▼

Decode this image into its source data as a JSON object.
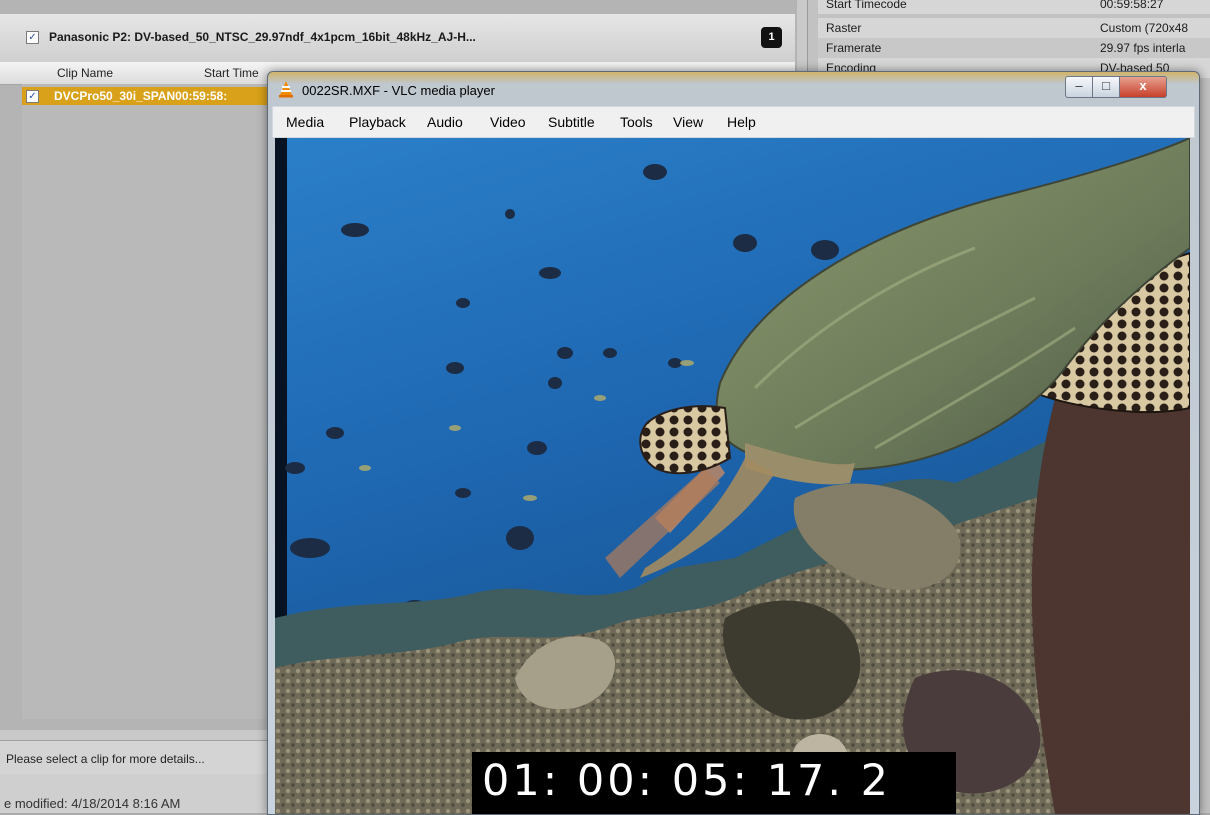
{
  "background_app": {
    "group_title": "Panasonic P2: DV-based_50_NTSC_29.97ndf_4x1pcm_16bit_48kHz_AJ-H...",
    "group_count": "1",
    "columns": [
      "Clip Name",
      "Start Time"
    ],
    "clip_row": "DVCPro50_30i_SPAN00:59:58:",
    "status_text": "Please select a clip for more details...",
    "modified_text": "e modified: 4/18/2014 8:16 AM",
    "properties": [
      {
        "key": "Start Timecode",
        "value": "00:59:58:27"
      },
      {
        "key": "Raster",
        "value": "Custom (720x48"
      },
      {
        "key": "Framerate",
        "value": "29.97 fps interla"
      },
      {
        "key": "Encoding",
        "value": "DV-based 50"
      }
    ]
  },
  "vlc": {
    "title": "0022SR.MXF - VLC media player",
    "menu": [
      "Media",
      "Playback",
      "Audio",
      "Video",
      "Subtitle",
      "Tools",
      "View",
      "Help"
    ],
    "window_buttons": {
      "minimize": "–",
      "maximize": "□",
      "close": "x"
    },
    "timecode": "01: 00: 05: 17. 2"
  }
}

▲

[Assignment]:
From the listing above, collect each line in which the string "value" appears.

[Task answer]:
        "value": "00:59:58:27"
        "value": "Custom (720x48"
        "value": "29.97 fps interla"
        "value": "DV-based 50"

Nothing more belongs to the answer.